Ageing populations will impede the productive capacity of economies such as Japan, China and the European Union.. China’s economy is also slowing as it matures and this will affect global growth rates. Despite changes to financial regulation and supervision since the global financial crisis, risks remain in the global monetary system.
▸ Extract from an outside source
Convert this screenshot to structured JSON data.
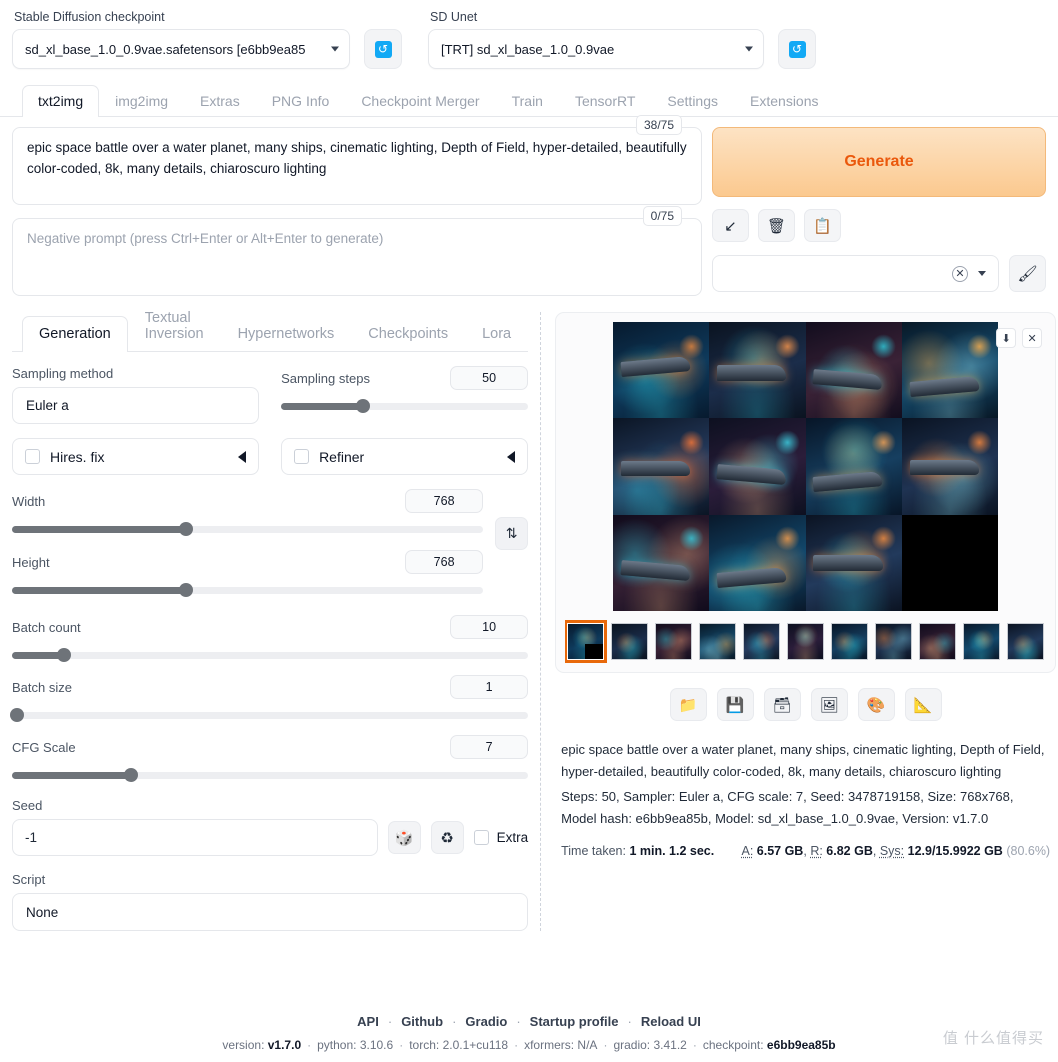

These include high debt in major economies and potentially destabilising increases in borrowing costs as developed economies normalise monetary policy.
- Axel WEBER: Chairman of the Board of Directors, UBS
- Beat SIEGENTHALER: Global Macro Advisor, UBS Investment Bank
- Ewald NOWOTNY: Governor, Central Bank of Austria
- Harold JAMES: Professor of History Princeton University
- Jason FURMAN: Professor of the Practice of Economic Policy Harvard Kennedy School
- John FERNALD: Professor of Economics, INSEAD
- John TAYLOR: Professor of Economics, Stanford University
- Klaas KNOT: President, Dutch Central Bank
- Kristin FORBES: Professor of Global Economics and Management, MIT Sloan School of Management
- Marc UZAN: Executive Director, Reinventing Bretton Woods Committee
- Massimiliano CASTELLI: Managing Director, UBS Global Asset Management
- Rolf STRAUCH: Chief Economist, European Stability Mechanism
- Stijn CLAESSENS: Deputy Head Monetary and Economic Department and Head of Financial Stability Policy, BIS
- Valentina BRUNO: Associate Professor of Finance, Kogod Research Professor, American University and CEPR
- Zhou QIANGWU: Director General, Ministry of Finance China, IEFI